For years, Abdullah al-Omar rubbed shoulders with some of the most powerful people in Syria.
In case there is any doubt, he is quick to show photos in his phone as proof.
Scores of photographs show the corpulent Syrian beaming and shaking hands with government ministers, foreign dignitaries, and even the Syrian president.
"He knew me by name," al-Omar said, pointing to a photo of himself standing with Bashar al-Assad. "One day we were sitting at a table and he fed me with his own hand and said to me, 'You love food since you are from Aleppo.' Then he said to his escort, 'Take special care of Abdullah al-Omar because he loves food and his stomach.'"
Al-Omar claims that for five years he worked in the press office of the presidential palace in Damascus, as part of a 15-person team under the direction of long-time government spokeswoman and presidential adviser Bouthaina Shabaan.
Until he defected and fled the Syrian capital last month, al-Omar said, the bulk of his work consisted of lying.
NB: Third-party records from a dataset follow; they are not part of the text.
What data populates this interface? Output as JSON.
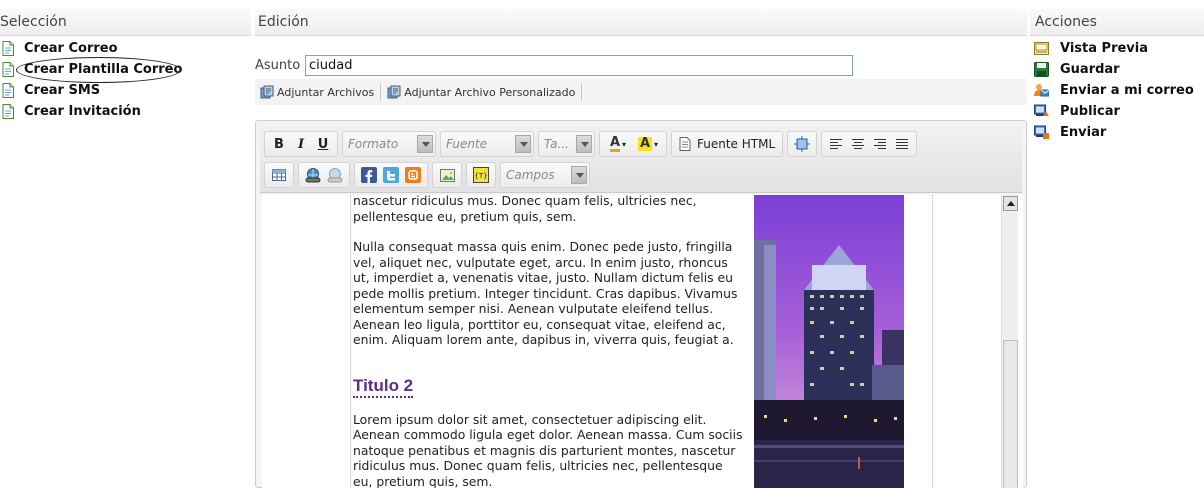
{
  "left_panel": {
    "title": "Selección",
    "items": [
      {
        "label": "Crear Correo",
        "icon": "document-icon"
      },
      {
        "label": "Crear Plantilla Correo",
        "icon": "document-icon"
      },
      {
        "label": "Crear SMS",
        "icon": "document-icon"
      },
      {
        "label": "Crear Invitación",
        "icon": "document-icon"
      }
    ]
  },
  "center_panel": {
    "title": "Edición",
    "asunto_label": "Asunto",
    "asunto_value": "ciudad",
    "attach": [
      "Adjuntar Archivos",
      "Adjuntar Archivo Personalizado"
    ],
    "toolbar": {
      "bold": "B",
      "italic": "I",
      "underline": "U",
      "format_placeholder": "Formato",
      "font_placeholder": "Fuente",
      "size_placeholder": "Ta...",
      "text_color": "A",
      "bg_color": "A",
      "html_source": "Fuente HTML",
      "fields_placeholder": "Campos"
    },
    "content": {
      "p1": "nascetur ridiculus mus. Donec quam felis, ultricies nec, pellentesque eu, pretium quis, sem.",
      "p2": "Nulla consequat massa quis enim. Donec pede justo, fringilla vel, aliquet nec, vulputate eget, arcu. In enim justo, rhoncus ut, imperdiet a, venenatis vitae, justo. Nullam dictum felis eu pede mollis pretium. Integer tincidunt. Cras dapibus. Vivamus elementum semper nisi. Aenean vulputate eleifend tellus. Aenean leo ligula, porttitor eu, consequat vitae, eleifend ac, enim. Aliquam lorem ante, dapibus in, viverra quis, feugiat a.",
      "heading": "Titulo 2",
      "p3": "Lorem ipsum dolor sit amet, consectetuer adipiscing elit. Aenean commodo ligula eget dolor. Aenean massa. Cum sociis natoque penatibus et magnis dis parturient montes, nascetur ridiculus mus. Donec quam felis, ultricies nec, pellentesque eu, pretium quis, sem."
    },
    "heading_color": "#5a2d8a"
  },
  "right_panel": {
    "title": "Acciones",
    "items": [
      {
        "label": "Vista Previa",
        "icon": "preview-icon"
      },
      {
        "label": "Guardar",
        "icon": "save-icon"
      },
      {
        "label": "Enviar a mi correo",
        "icon": "send-to-me-icon"
      },
      {
        "label": "Publicar",
        "icon": "publish-icon"
      },
      {
        "label": "Enviar",
        "icon": "send-icon"
      }
    ]
  }
}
"Our job was to fabricate, make deceptions and cover up for Bashar al-Assad's crimes," he said.
It is impossible to independently confirm al-Omar's claims. The fact that he freely admits to a career as a government propagandist makes him a somewhat unreliable whistle-blower.
However, the editorial director of a pro-rebel media organization who asked not to be named for security reasons confirmed to CNN that he knows al-Omar worked for Syrian secret police.
"He is the biggest informant for the Al Jawiya," the Syrian journalist said, referring to Syria's much-feared air force intelligence agency. "He was a very strong informant who worked for the palace and worked for Bouthaina (Shabaan)."
During a four-hour interview in Istanbul, al-Omar described in detail some of the propaganda methods used by pro-government media.
During the government's artillery bombardment of the rebel-held neighborhood of Baba Amr in the city of Homs, loyalist women were brought in and disguised as locals for government television interviews, he said.
"The women would say that the massacres against men, women and children were perpetrated by armed gangs, when it was actually the Syrian regime, security forces and the Shabiha" -- the pro-government militia -- "who were behind these horrendous acts," al-Omar said.
These claims are backed by the accounts of residents of Homs, who spoke to CNN on condition of anonymity for fear of reprisal at the hands of Syrian security forces.
"I remember that day as if it was yesterday, when state TV showed Assad parading through Baba Amr, not a single resident was from the area," said a native of Homs, now exiled to neighboring Lebanon. "They brought them from neighboring towns from the countryside so they could pretend he was getting a hero's welcome, that he was greeted as a beloved leader, when in reality everyone in Homs knew he was behind the destruction of every house and the killing of every innocent civilian on Homs and every other city in Syria."
After protests erupted against the government in March 2011, al-Omar said, he was ordered to establish a pro-regime TV station in Aleppo.
A commercial on a Syrian website shows al-Omar holding a microphone in front of a banner advertising "Al Aleppia TV." Journalists in Aleppo said the station was a cheaply run operation that broadcast over the Internet.
One of Omar's assignments was to book pro-regime guests on his TV channel, as well as on larger international networks, to discredit defectors from the Syrian government.
"We would contact regime loyalists from Lebanon or Syria to appear as guests on Al Jazeera, Al Arabiya and other channels, to say these defectors are bad, corrupt, and not doing their jobs well."
Asked how his former colleagues would react to his own defection, al-Omar said, "they will follow standard procedure and say Abdullah al-Omar has nothing to do with the press office, and doesn't work in the presidential palace, and that they never heard of me and that I descended from heaven just to smear the image of the regime.
"But what will embarrass them," he continued, "is that I appear in a lot of pictures and videos, practically in all the press conferences for Bashar al-Assad and his official reception ceremonies."
There is ample photographic evidence to back this claim.
In more than a dozen photos, al-Omar is clearly seated at press conferences featuring al-Assad and a number of visiting heads of state, including Iranian President Mahmoud Ahmadinejad, former Russian President Dmitry Medvedev, and Venezuelan President Hugo Chavez.
Pictures also revealed al-Omar at the presidential palace and at what appear to be government receptions, posing alongside high-ranking officials like Shabaan, Syrian Foreign Minister Walid Moallem, and top members of the Syrian parliament and ruling Baath political party.
Al-Omar was also photographed alongside regime allies such as Palestinian Hamas leader Khaled Mashaal, the Iranian ambassadors to both Damascus and Beirut, and a bearded man al-Omar identified as the head of the politburo of Hezbollah.